AIM OF THE TASK: Leave the pictures out and return every line below exactly.

[[ RECORDS FOR PROCESSING open ]]

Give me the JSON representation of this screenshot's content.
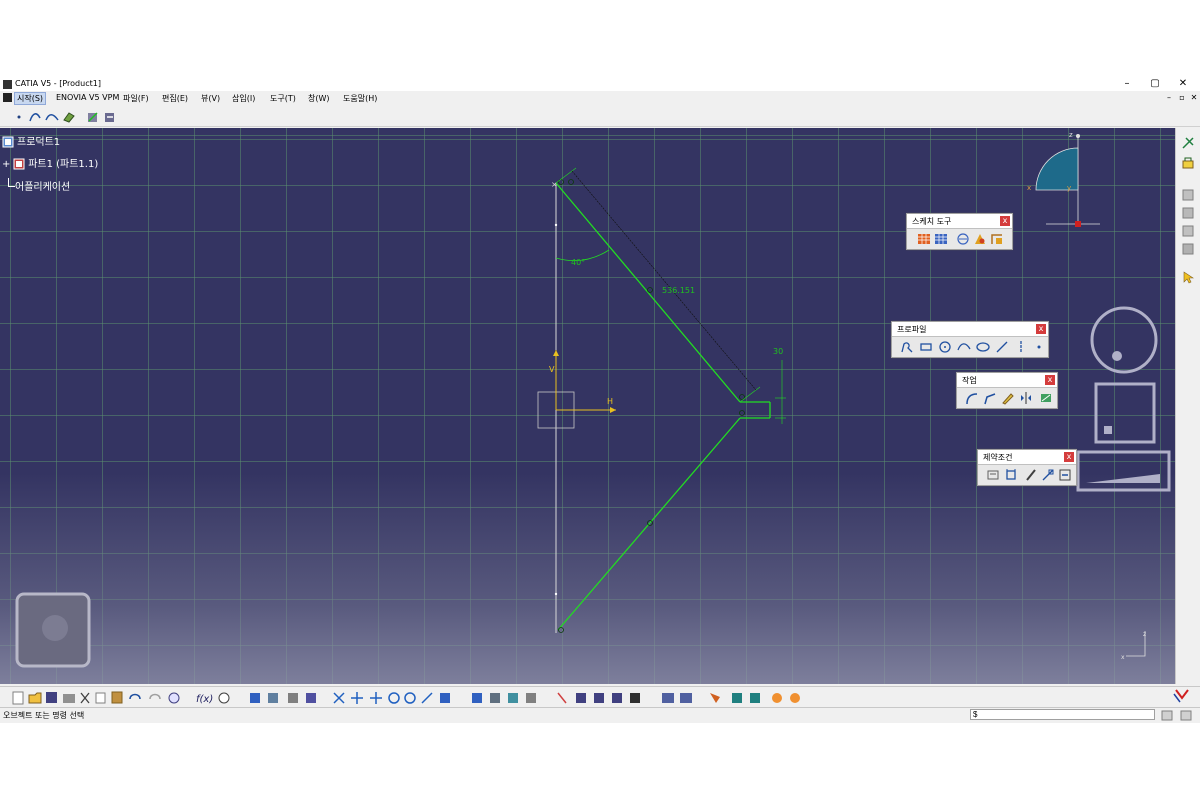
{
  "window": {
    "title": "CATIA V5 - [Product1]",
    "minimize": "–",
    "maximize": "▢",
    "close": "✕"
  },
  "menu": {
    "items": [
      "시작(S)",
      "ENOVIA V5 VPM",
      "파일(F)",
      "편집(E)",
      "뷰(V)",
      "삽입(I)",
      "도구(T)",
      "창(W)",
      "도움말(H)"
    ],
    "mdi": {
      "minimize": "–",
      "restore": "▫",
      "close": "✕"
    }
  },
  "tree": {
    "root": "프로덕트1",
    "part": "파트1 (파트1.1)",
    "app": "어플리케이션"
  },
  "palettes": {
    "sketch_tools": {
      "title": "스케치 도구"
    },
    "profile": {
      "title": "프로파일"
    },
    "operation": {
      "title": "작업"
    },
    "constraint": {
      "title": "제약조건"
    }
  },
  "sketch": {
    "angle_label": "40°",
    "length_label": "536.151",
    "height_label": "30",
    "h_axis": "H",
    "v_axis": "V"
  },
  "compass": {
    "z": "z",
    "x": "x",
    "y": "y"
  },
  "corner_axis": {
    "z": "z",
    "x": "x"
  },
  "status": {
    "text": "오브젝트 또는 명령 선택",
    "command_value": "$"
  },
  "colors": {
    "sketch": "#22dd22",
    "axis": "#e8c020",
    "background": "#343462",
    "grid": "#4a8a6e",
    "close_red": "#d43c3c"
  }
}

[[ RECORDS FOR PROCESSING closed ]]

RESPONSE TO THIS TASK:
Give me the JSON representation of this screenshot's content.
{
  "window": {
    "title": "CATIA V5 - [Product1]",
    "minimize": "–",
    "maximize": "▢",
    "close": "✕"
  },
  "menu": {
    "items": [
      "시작(S)",
      "ENOVIA V5 VPM",
      "파일(F)",
      "편집(E)",
      "뷰(V)",
      "삽입(I)",
      "도구(T)",
      "창(W)",
      "도움말(H)"
    ],
    "mdi": {
      "minimize": "–",
      "restore": "▫",
      "close": "✕"
    }
  },
  "tree": {
    "root": "프로덕트1",
    "part": "파트1 (파트1.1)",
    "app": "어플리케이션"
  },
  "palettes": {
    "sketch_tools": {
      "title": "스케치 도구"
    },
    "profile": {
      "title": "프로파일"
    },
    "operation": {
      "title": "작업"
    },
    "constraint": {
      "title": "제약조건"
    }
  },
  "sketch": {
    "angle_label": "40°",
    "length_label": "536.151",
    "height_label": "30",
    "h_axis": "H",
    "v_axis": "V"
  },
  "compass": {
    "z": "z",
    "x": "x",
    "y": "y"
  },
  "corner_axis": {
    "z": "z",
    "x": "x"
  },
  "status": {
    "text": "오브젝트 또는 명령 선택",
    "command_value": "$"
  },
  "colors": {
    "sketch": "#22dd22",
    "axis": "#e8c020",
    "background": "#343462",
    "grid": "#4a8a6e",
    "close_red": "#d43c3c"
  }
}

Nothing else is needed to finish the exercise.